*YOUR INSTRUCTIONS*: Every entry below, from first to last, should be copied exactly.

*Element data from apps and pages*:
------------------------------------
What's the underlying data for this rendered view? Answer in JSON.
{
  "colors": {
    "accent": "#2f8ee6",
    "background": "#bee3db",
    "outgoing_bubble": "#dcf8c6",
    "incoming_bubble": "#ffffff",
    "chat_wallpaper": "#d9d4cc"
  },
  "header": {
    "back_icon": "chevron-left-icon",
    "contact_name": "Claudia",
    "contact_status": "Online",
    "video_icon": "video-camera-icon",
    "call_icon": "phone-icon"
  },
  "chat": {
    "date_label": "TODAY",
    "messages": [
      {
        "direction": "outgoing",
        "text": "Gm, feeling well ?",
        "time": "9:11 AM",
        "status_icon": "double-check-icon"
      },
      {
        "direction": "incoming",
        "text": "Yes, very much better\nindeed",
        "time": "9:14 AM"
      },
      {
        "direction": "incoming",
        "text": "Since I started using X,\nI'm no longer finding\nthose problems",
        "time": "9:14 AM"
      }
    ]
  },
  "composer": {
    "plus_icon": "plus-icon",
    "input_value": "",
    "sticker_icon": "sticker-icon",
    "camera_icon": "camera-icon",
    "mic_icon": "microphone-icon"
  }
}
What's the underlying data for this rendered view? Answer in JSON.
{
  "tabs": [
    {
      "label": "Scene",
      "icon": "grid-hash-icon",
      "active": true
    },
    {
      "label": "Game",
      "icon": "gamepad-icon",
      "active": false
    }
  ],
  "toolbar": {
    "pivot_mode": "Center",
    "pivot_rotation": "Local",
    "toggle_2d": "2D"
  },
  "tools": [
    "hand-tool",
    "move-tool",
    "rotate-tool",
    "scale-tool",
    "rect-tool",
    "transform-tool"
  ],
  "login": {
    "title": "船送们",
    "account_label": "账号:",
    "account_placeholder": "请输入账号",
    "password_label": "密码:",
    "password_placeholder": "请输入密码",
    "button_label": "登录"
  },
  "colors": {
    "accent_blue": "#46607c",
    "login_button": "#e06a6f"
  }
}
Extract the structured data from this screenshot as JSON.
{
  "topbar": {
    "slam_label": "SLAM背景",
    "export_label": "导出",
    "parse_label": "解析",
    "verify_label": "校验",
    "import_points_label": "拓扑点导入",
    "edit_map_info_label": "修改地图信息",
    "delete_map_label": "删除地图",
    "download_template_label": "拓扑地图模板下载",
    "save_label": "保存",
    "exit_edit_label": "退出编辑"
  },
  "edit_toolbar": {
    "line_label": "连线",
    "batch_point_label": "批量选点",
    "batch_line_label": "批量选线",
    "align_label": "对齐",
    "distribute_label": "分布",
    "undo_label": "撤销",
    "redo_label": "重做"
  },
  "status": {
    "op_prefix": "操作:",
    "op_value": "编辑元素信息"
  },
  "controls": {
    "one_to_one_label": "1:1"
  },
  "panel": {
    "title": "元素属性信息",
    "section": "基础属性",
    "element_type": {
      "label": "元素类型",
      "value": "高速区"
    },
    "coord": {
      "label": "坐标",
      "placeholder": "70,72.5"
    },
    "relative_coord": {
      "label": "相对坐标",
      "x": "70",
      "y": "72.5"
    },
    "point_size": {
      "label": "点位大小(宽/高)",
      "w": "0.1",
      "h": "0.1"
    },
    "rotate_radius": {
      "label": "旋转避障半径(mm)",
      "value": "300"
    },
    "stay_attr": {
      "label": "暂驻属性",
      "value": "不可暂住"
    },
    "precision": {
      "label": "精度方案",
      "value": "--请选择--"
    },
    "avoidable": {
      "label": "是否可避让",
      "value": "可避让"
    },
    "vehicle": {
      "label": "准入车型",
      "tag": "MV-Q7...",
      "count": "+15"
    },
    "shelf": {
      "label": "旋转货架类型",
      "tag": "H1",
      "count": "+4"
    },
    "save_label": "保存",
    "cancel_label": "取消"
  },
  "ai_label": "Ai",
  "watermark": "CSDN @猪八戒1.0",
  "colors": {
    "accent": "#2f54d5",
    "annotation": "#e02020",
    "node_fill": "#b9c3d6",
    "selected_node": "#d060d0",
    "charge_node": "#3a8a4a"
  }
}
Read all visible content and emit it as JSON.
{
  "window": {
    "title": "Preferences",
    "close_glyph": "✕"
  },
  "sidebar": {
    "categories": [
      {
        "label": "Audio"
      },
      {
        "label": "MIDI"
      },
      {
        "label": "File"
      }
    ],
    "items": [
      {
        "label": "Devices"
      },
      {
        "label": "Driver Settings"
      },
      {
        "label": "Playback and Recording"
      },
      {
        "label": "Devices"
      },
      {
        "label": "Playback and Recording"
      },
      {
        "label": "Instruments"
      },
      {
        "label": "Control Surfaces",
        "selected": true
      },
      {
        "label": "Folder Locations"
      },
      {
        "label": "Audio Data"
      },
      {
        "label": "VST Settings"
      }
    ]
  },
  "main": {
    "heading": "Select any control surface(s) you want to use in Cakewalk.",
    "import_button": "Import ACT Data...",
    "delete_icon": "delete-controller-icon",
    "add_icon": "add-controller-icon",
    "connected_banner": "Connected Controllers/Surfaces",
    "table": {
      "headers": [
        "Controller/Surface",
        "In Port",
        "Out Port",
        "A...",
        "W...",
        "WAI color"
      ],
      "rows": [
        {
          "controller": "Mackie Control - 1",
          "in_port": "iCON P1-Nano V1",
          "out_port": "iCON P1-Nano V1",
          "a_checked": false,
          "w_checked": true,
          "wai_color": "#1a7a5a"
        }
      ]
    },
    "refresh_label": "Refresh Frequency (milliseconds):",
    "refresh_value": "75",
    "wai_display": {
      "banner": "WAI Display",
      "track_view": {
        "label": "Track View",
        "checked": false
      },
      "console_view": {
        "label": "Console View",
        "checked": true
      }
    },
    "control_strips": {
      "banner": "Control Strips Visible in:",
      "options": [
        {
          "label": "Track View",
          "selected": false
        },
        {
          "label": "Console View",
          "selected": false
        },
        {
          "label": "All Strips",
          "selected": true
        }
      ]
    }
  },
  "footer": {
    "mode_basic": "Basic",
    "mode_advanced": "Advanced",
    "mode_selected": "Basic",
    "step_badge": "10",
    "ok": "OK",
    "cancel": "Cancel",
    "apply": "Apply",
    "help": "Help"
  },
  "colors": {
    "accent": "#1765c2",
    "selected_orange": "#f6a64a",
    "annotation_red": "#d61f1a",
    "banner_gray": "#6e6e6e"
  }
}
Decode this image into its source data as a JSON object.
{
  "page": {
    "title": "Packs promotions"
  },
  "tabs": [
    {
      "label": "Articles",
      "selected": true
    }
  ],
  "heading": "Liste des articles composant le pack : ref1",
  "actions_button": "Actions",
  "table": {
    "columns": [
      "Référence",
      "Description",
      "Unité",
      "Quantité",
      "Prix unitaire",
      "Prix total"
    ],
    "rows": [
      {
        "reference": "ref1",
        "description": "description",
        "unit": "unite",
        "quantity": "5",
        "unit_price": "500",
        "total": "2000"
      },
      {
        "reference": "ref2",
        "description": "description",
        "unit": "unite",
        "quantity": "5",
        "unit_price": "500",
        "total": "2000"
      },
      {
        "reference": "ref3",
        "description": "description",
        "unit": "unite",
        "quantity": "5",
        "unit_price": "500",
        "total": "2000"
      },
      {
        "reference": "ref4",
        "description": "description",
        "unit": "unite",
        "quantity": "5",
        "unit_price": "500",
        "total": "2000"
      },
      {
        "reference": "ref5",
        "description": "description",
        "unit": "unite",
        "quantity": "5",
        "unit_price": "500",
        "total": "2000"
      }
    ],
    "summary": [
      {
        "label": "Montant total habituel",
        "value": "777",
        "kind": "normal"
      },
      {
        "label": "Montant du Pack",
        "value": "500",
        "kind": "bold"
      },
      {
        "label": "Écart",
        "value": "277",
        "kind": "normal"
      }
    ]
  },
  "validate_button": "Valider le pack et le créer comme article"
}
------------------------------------
*WRITTEN SOLUTION*:
What's the underlying data for this rendered view? Answer in JSON.
{
  "colors": {
    "accent": "#2f8ee6",
    "background": "#bee3db",
    "outgoing_bubble": "#dcf8c6",
    "incoming_bubble": "#ffffff",
    "chat_wallpaper": "#d9d4cc"
  },
  "header": {
    "back_icon": "chevron-left-icon",
    "contact_name": "Claudia",
    "contact_status": "Online",
    "video_icon": "video-camera-icon",
    "call_icon": "phone-icon"
  },
  "chat": {
    "date_label": "TODAY",
    "messages": [
      {
        "direction": "outgoing",
        "text": "Gm, feeling well ?",
        "time": "9:11 AM",
        "status_icon": "double-check-icon"
      },
      {
        "direction": "incoming",
        "text": "Yes, very much better\nindeed",
        "time": "9:14 AM"
      },
      {
        "direction": "incoming",
        "text": "Since I started using X,\nI'm no longer finding\nthose problems",
        "time": "9:14 AM"
      }
    ]
  },
  "composer": {
    "plus_icon": "plus-icon",
    "input_value": "",
    "sticker_icon": "sticker-icon",
    "camera_icon": "camera-icon",
    "mic_icon": "microphone-icon"
  }
}
What's the underlying data for this rendered view? Answer in JSON.
{
  "tabs": [
    {
      "label": "Scene",
      "icon": "grid-hash-icon",
      "active": true
    },
    {
      "label": "Game",
      "icon": "gamepad-icon",
      "active": false
    }
  ],
  "toolbar": {
    "pivot_mode": "Center",
    "pivot_rotation": "Local",
    "toggle_2d": "2D"
  },
  "tools": [
    "hand-tool",
    "move-tool",
    "rotate-tool",
    "scale-tool",
    "rect-tool",
    "transform-tool"
  ],
  "login": {
    "title": "船送们",
    "account_label": "账号:",
    "account_placeholder": "请输入账号",
    "password_label": "密码:",
    "password_placeholder": "请输入密码",
    "button_label": "登录"
  },
  "colors": {
    "accent_blue": "#46607c",
    "login_button": "#e06a6f"
  }
}
Extract the structured data from this screenshot as JSON.
{
  "topbar": {
    "slam_label": "SLAM背景",
    "export_label": "导出",
    "parse_label": "解析",
    "verify_label": "校验",
    "import_points_label": "拓扑点导入",
    "edit_map_info_label": "修改地图信息",
    "delete_map_label": "删除地图",
    "download_template_label": "拓扑地图模板下载",
    "save_label": "保存",
    "exit_edit_label": "退出编辑"
  },
  "edit_toolbar": {
    "line_label": "连线",
    "batch_point_label": "批量选点",
    "batch_line_label": "批量选线",
    "align_label": "对齐",
    "distribute_label": "分布",
    "undo_label": "撤销",
    "redo_label": "重做"
  },
  "status": {
    "op_prefix": "操作:",
    "op_value": "编辑元素信息"
  },
  "controls": {
    "one_to_one_label": "1:1"
  },
  "panel": {
    "title": "元素属性信息",
    "section": "基础属性",
    "element_type": {
      "label": "元素类型",
      "value": "高速区"
    },
    "coord": {
      "label": "坐标",
      "placeholder": "70,72.5"
    },
    "relative_coord": {
      "label": "相对坐标",
      "x": "70",
      "y": "72.5"
    },
    "point_size": {
      "label": "点位大小(宽/高)",
      "w": "0.1",
      "h": "0.1"
    },
    "rotate_radius": {
      "label": "旋转避障半径(mm)",
      "value": "300"
    },
    "stay_attr": {
      "label": "暂驻属性",
      "value": "不可暂住"
    },
    "precision": {
      "label": "精度方案",
      "value": "--请选择--"
    },
    "avoidable": {
      "label": "是否可避让",
      "value": "可避让"
    },
    "vehicle": {
      "label": "准入车型",
      "tag": "MV-Q7...",
      "count": "+15"
    },
    "shelf": {
      "label": "旋转货架类型",
      "tag": "H1",
      "count": "+4"
    },
    "save_label": "保存",
    "cancel_label": "取消"
  },
  "ai_label": "Ai",
  "watermark": "CSDN @猪八戒1.0",
  "colors": {
    "accent": "#2f54d5",
    "annotation": "#e02020",
    "node_fill": "#b9c3d6",
    "selected_node": "#d060d0",
    "charge_node": "#3a8a4a"
  }
}
Read all visible content and emit it as JSON.
{
  "window": {
    "title": "Preferences",
    "close_glyph": "✕"
  },
  "sidebar": {
    "categories": [
      {
        "label": "Audio"
      },
      {
        "label": "MIDI"
      },
      {
        "label": "File"
      }
    ],
    "items": [
      {
        "label": "Devices"
      },
      {
        "label": "Driver Settings"
      },
      {
        "label": "Playback and Recording"
      },
      {
        "label": "Devices"
      },
      {
        "label": "Playback and Recording"
      },
      {
        "label": "Instruments"
      },
      {
        "label": "Control Surfaces",
        "selected": true
      },
      {
        "label": "Folder Locations"
      },
      {
        "label": "Audio Data"
      },
      {
        "label": "VST Settings"
      }
    ]
  },
  "main": {
    "heading": "Select any control surface(s) you want to use in Cakewalk.",
    "import_button": "Import ACT Data...",
    "delete_icon": "delete-controller-icon",
    "add_icon": "add-controller-icon",
    "connected_banner": "Connected Controllers/Surfaces",
    "table": {
      "headers": [
        "Controller/Surface",
        "In Port",
        "Out Port",
        "A...",
        "W...",
        "WAI color"
      ],
      "rows": [
        {
          "controller": "Mackie Control - 1",
          "in_port": "iCON P1-Nano V1",
          "out_port": "iCON P1-Nano V1",
          "a_checked": false,
          "w_checked": true,
          "wai_color": "#1a7a5a"
        }
      ]
    },
    "refresh_label": "Refresh Frequency (milliseconds):",
    "refresh_value": "75",
    "wai_display": {
      "banner": "WAI Display",
      "track_view": {
        "label": "Track View",
        "checked": false
      },
      "console_view": {
        "label": "Console View",
        "checked": true
      }
    },
    "control_strips": {
      "banner": "Control Strips Visible in:",
      "options": [
        {
          "label": "Track View",
          "selected": false
        },
        {
          "label": "Console View",
          "selected": false
        },
        {
          "label": "All Strips",
          "selected": true
        }
      ]
    }
  },
  "footer": {
    "mode_basic": "Basic",
    "mode_advanced": "Advanced",
    "mode_selected": "Basic",
    "step_badge": "10",
    "ok": "OK",
    "cancel": "Cancel",
    "apply": "Apply",
    "help": "Help"
  },
  "colors": {
    "accent": "#1765c2",
    "selected_orange": "#f6a64a",
    "annotation_red": "#d61f1a",
    "banner_gray": "#6e6e6e"
  }
}
Decode this image into its source data as a JSON object.
{
  "page": {
    "title": "Packs promotions"
  },
  "tabs": [
    {
      "label": "Articles",
      "selected": true
    }
  ],
  "heading": "Liste des articles composant le pack : ref1",
  "actions_button": "Actions",
  "table": {
    "columns": [
      "Référence",
      "Description",
      "Unité",
      "Quantité",
      "Prix unitaire",
      "Prix total"
    ],
    "rows": [
      {
        "reference": "ref1",
        "description": "description",
        "unit": "unite",
        "quantity": "5",
        "unit_price": "500",
        "total": "2000"
      },
      {
        "reference": "ref2",
        "description": "description",
        "unit": "unite",
        "quantity": "5",
        "unit_price": "500",
        "total": "2000"
      },
      {
        "reference": "ref3",
        "description": "description",
        "unit": "unite",
        "quantity": "5",
        "unit_price": "500",
        "total": "2000"
      },
      {
        "reference": "ref4",
        "description": "description",
        "unit": "unite",
        "quantity": "5",
        "unit_price": "500",
        "total": "2000"
      },
      {
        "reference": "ref5",
        "description": "description",
        "unit": "unite",
        "quantity": "5",
        "unit_price": "500",
        "total": "2000"
      }
    ],
    "summary": [
      {
        "label": "Montant total habituel",
        "value": "777",
        "kind": "normal"
      },
      {
        "label": "Montant du Pack",
        "value": "500",
        "kind": "bold"
      },
      {
        "label": "Écart",
        "value": "277",
        "kind": "normal"
      }
    ]
  },
  "validate_button": "Valider le pack et le créer comme article"
}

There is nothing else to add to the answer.